the generation of new hypotheses, which are themselves tested, and so
on. Any hypothesis which is cogent enough to make predictions can be tested
in this way.
Recognizing that personal and cultural beliefs influence both our perceptions
and our interpretations of natural phenomena, we aim through the use of
standard procedures and criteria to minimize those influences when developing
a theory. Remember that the burden of proof is on you. The new theory
should explain the existing data, provide new predictions and should be
testable; remember that all scientific theories are falsifiable. Read
the articles and improve your theory in the light of your new knowledge.
9. Lack of knowledge of applied sciences
Nearly as common in usage as photographic equipment, electromagnetic field
meters (or EMF detectors) have gained in popularity and utility in recent
decades. All EMF sensors are designed to do one thing: measure the strength
of electromagnetic fields in a given area. While they are invaluable tools,
it is an uncomfortable fact that most paranormal researchers do not understand
how to use these devices, or even what they are trying to prove by using
them. Most EMF meters simply are not capable of measuring the fields we
believe to be most likely associated with haunting activity. They were
designed to measure manmade electrical fields within certain frequencies.
Those frequencies almost always center on 50Hz to 60Hz, which are the
frequencies of the electrical grids in Europe and North America, respectively.
Some EMF meters can see further below 50Hz. A popular model is able to
measure between 5Hz to 60Hz. But while most ghost hunters can tell an
interviewer that it is important to register a wider range of EM frequencies,
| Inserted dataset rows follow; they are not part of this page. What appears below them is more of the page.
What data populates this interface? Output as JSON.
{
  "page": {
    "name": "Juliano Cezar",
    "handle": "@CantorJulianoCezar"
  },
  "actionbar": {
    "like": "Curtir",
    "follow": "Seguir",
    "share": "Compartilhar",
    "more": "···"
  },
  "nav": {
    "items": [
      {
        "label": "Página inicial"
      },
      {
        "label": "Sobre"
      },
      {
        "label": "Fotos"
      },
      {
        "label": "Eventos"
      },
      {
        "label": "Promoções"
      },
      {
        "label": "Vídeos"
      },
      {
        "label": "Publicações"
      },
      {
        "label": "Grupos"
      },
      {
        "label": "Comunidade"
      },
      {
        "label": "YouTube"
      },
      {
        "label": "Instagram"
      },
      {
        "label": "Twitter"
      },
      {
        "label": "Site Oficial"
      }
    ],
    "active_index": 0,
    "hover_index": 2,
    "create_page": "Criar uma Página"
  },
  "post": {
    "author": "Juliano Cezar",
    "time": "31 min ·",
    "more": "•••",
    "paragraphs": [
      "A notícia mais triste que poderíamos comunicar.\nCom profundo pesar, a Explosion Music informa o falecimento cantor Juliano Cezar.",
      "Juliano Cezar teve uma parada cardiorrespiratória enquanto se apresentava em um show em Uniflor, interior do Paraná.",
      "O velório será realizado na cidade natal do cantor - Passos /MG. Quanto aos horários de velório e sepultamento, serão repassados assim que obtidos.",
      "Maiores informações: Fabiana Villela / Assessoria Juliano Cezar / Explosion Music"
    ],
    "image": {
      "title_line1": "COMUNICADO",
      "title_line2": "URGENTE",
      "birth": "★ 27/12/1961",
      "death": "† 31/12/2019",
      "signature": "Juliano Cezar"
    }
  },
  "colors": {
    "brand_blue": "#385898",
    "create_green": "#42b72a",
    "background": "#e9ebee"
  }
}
they cannot answer why it is. In fact, the EMF sensors most ghost hunters
utilize are not even capable of registering a ghostly energetic field,
and what results they do get are almost always caused by manmade interference.
Understanding basic principles of electromagnetism are vital if you are
using equipment to locate electromagnetic fields. A knowledgeable person
can quickly determine an amateur or novice from someone that knows what
they are doing.
10. Removal of "Ghosts" (cleansing)
To remove a "ghost", you need two things;
An actual, verifiable ghost
A tested, proven method of getting rid of that ghost
The problem a real investigator runs into is that neither of those things
has ever been conclusively proven to exist. What do exist are unexplained
events that seem to have a paranormal origin. These events can be investigated,
and many times the causes can be determined. Scientific and critical thinking
require that one reject blind faith, authority, revelation, and subjective
human feelings as a basis for reliable belief and knowledge. These human
cognitive methods have their place in human life, but not as the foundation
for reliable knowledge.